One year we brought a chameleon in with the plants and we saw him from time to time lounging on the leaves of our avocado plant enjoying the morning sun. And once when our niece Samantha was young, we brought in a chipmunk. That resulted in a frenzied call to me at work from Jilda, who was standing on the kitchen table. Whenever plants that live outside most of the time are brought inside, there's what I call a critter-risk.
When the last chance of frost comes and goes, we start setting things out on the deck and patio for fresh air and sunshine. Once the days get warm and longer, everything comes alive, and they get ready for their summer work.
We began getting fresh tomatoes, cucumbers, peppers and strawberries this week.

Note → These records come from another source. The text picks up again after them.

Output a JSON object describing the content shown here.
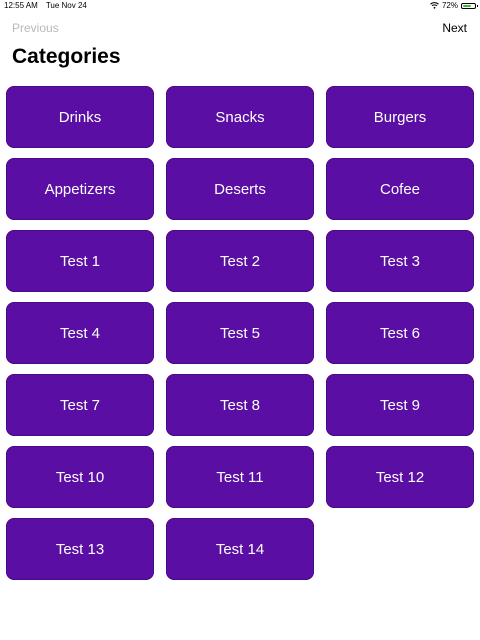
{
  "status_bar": {
    "time": "12:55 AM",
    "date": "Tue Nov 24",
    "battery": "72%",
    "battery_level": 0.72
  },
  "nav": {
    "previous_label": "Previous",
    "next_label": "Next"
  },
  "page_title": "Categories",
  "categories": [
    "Drinks",
    "Snacks",
    "Burgers",
    "Appetizers",
    "Deserts",
    "Cofee",
    "Test 1",
    "Test 2",
    "Test 3",
    "Test 4",
    "Test 5",
    "Test 6",
    "Test 7",
    "Test 8",
    "Test 9",
    "Test 10",
    "Test 11",
    "Test 12",
    "Test 13",
    "Test 14"
  ]
}
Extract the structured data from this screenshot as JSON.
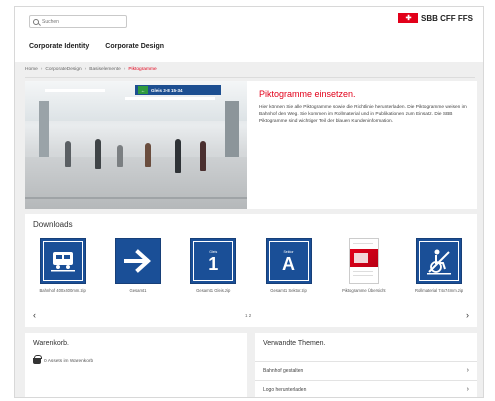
{
  "header": {
    "search_placeholder": "Suchen",
    "logo_flag": "✚",
    "logo_name": "SBB CFF FFS",
    "nav": [
      "Corporate Identity",
      "Corporate Design"
    ]
  },
  "breadcrumb": [
    {
      "label": "Home",
      "current": false
    },
    {
      "label": "CorporateDesign",
      "current": false
    },
    {
      "label": "Basiselemente",
      "current": false
    },
    {
      "label": "Piktogramme",
      "current": true
    }
  ],
  "hero": {
    "sign_text": "Gleis 3-8  15-34",
    "title": "Piktogramme einsetzen.",
    "body": "Hier können Sie alle Piktogramme sowie die Richtlinie herunterladen. Die Piktogramme weisen im Bahnhof den Weg. Sie kommen im Rollmaterial und in Publikationen zum Einsatz. Die SBB Piktogramme sind wichtiger Teil der blauen Kundeninformation."
  },
  "downloads": {
    "title": "Downloads",
    "items": [
      {
        "label": "Bahnhof 400x400mm.zip",
        "type": "train"
      },
      {
        "label": "Gesamt1",
        "type": "arrow"
      },
      {
        "label": "Gesamt1 Gleis.zip",
        "type": "number",
        "small": "Gleis",
        "big": "1"
      },
      {
        "label": "Gesamt1 Sektor.zip",
        "type": "number",
        "small": "Sektor",
        "big": "A"
      },
      {
        "label": "Piktogramme Übersicht",
        "type": "brochure"
      },
      {
        "label": "Rollmaterial 74x74mm.zip",
        "type": "wheelchair"
      }
    ],
    "pager": "1 2",
    "prev": "‹",
    "next": "›"
  },
  "cart": {
    "title": "Warenkorb.",
    "text": "0 Assets im Warenkorb"
  },
  "related": {
    "title": "Verwandte Themen.",
    "items": [
      "Bahnhof gestalten",
      "Logo herunterladen"
    ],
    "chevron": "›"
  },
  "colors": {
    "accent_red": "#e2001a",
    "pictogram_blue": "#1a4f97"
  }
}
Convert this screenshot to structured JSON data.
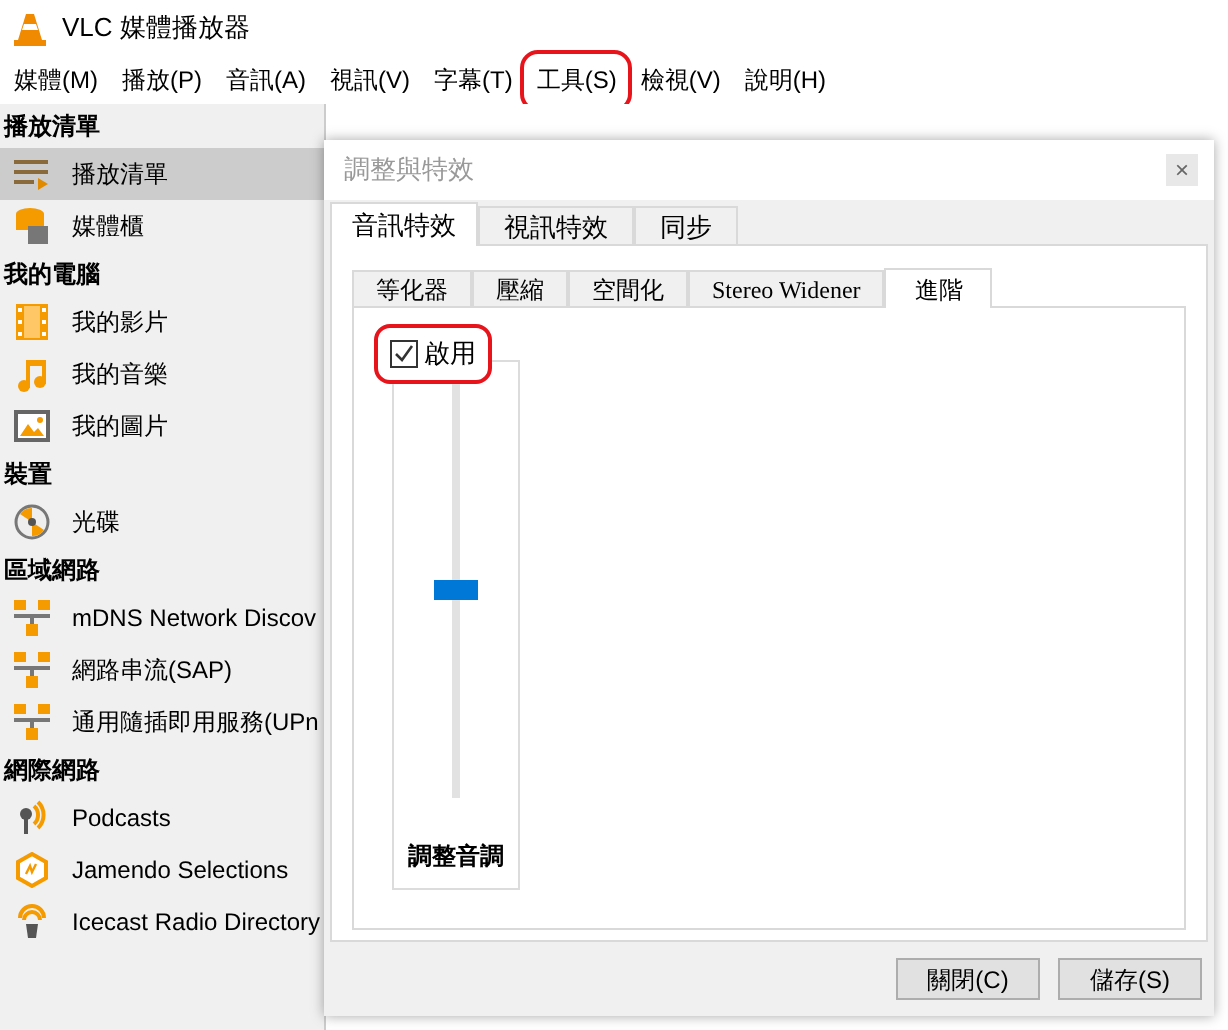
{
  "window": {
    "title": "VLC 媒體播放器"
  },
  "menu": [
    {
      "label": "媒體(M)",
      "highlighted": false
    },
    {
      "label": "播放(P)",
      "highlighted": false
    },
    {
      "label": "音訊(A)",
      "highlighted": false
    },
    {
      "label": "視訊(V)",
      "highlighted": false
    },
    {
      "label": "字幕(T)",
      "highlighted": false
    },
    {
      "label": "工具(S)",
      "highlighted": true
    },
    {
      "label": "檢視(V)",
      "highlighted": false
    },
    {
      "label": "說明(H)",
      "highlighted": false
    }
  ],
  "sidebar": {
    "sections": [
      {
        "title": "播放清單",
        "items": [
          {
            "label": "播放清單",
            "kind": "playlist",
            "selected": true
          },
          {
            "label": "媒體櫃",
            "kind": "library",
            "selected": false
          }
        ]
      },
      {
        "title": "我的電腦",
        "items": [
          {
            "label": "我的影片",
            "kind": "film",
            "selected": false
          },
          {
            "label": "我的音樂",
            "kind": "music",
            "selected": false
          },
          {
            "label": "我的圖片",
            "kind": "image",
            "selected": false
          }
        ]
      },
      {
        "title": "裝置",
        "items": [
          {
            "label": "光碟",
            "kind": "disc",
            "selected": false
          }
        ]
      },
      {
        "title": "區域網路",
        "items": [
          {
            "label": "mDNS Network Discov",
            "kind": "network",
            "selected": false
          },
          {
            "label": "網路串流(SAP)",
            "kind": "network",
            "selected": false
          },
          {
            "label": "通用隨插即用服務(UPn",
            "kind": "network",
            "selected": false
          }
        ]
      },
      {
        "title": "網際網路",
        "items": [
          {
            "label": "Podcasts",
            "kind": "podcast",
            "selected": false
          },
          {
            "label": "Jamendo Selections",
            "kind": "jamendo",
            "selected": false
          },
          {
            "label": "Icecast Radio Directory",
            "kind": "icecast",
            "selected": false
          }
        ]
      }
    ]
  },
  "dialog": {
    "title": "調整與特效",
    "close": "×",
    "tabs": [
      {
        "label": "音訊特效",
        "selected": true
      },
      {
        "label": "視訊特效",
        "selected": false
      },
      {
        "label": "同步",
        "selected": false
      }
    ],
    "subtabs": [
      {
        "label": "等化器",
        "selected": false
      },
      {
        "label": "壓縮",
        "selected": false
      },
      {
        "label": "空間化",
        "selected": false
      },
      {
        "label": "Stereo Widener",
        "selected": false
      },
      {
        "label": "進階",
        "selected": true
      }
    ],
    "enable": {
      "label": "啟用",
      "checked": true,
      "highlighted": true
    },
    "slider": {
      "label": "調整音調",
      "level": 0.5
    },
    "buttons": [
      "關閉(C)",
      "儲存(S)"
    ]
  }
}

The squash are blooming, and it won't be long before we have a patch of yellow gold.
As I mentioned a few weeks ago, my tiller has issues and would be of more service as a boat anchor than a garden implement.
So this year we got creative. I broke up the small garden plot behind the house by hand with a garden fork and then did raised beds. I wasn't sure how that would work, but the garden looks happy.
We tend to invite more company over in the spring and summer. If you want to win someone's heart, feed them fresh vegetables from the garden, along with a pone of hot buttered cornbread with a glass of ice-cold sweet tea, and soon they want to move into your spare bedroom.
Last year, we had our friends Charlie, Yvonne and Randy Watts come over for dinner. Jilda had picked bouquets of fresh flowers for the table and the living room. I put Mozart on the stereo, which in my opinion helps with digestion.
The conversation was lively, and almost as if on cue, two young deer scampered into the field under the apple tree. As we ate, we saw them through the garden doors, frolicking. Yes, I said frolicking.
Later when we told the Watts family we'd love to have them come back, Charlie said, “We'd love to, because y'all live in Shangri-La.”
When I worked for MaBell in Birmingham, my commute time was an hour each way. Many times I thought, “Why not sell the farm and move south of town?”
I know it would have made my life simpler. I did the math once, and I spent well over a year and a half in my car driving back and forth to work. But I listened to books on tape (and CDs) on the commute, so I would not have had the chance to enjoy hundreds of books.
This much I know, sitting here writing today on my screen porch with the breeze out of the west tinkling my wind chimes and delivering the sweet scent of gardenia blossoms, I know in my heart I made the right decision to stay here.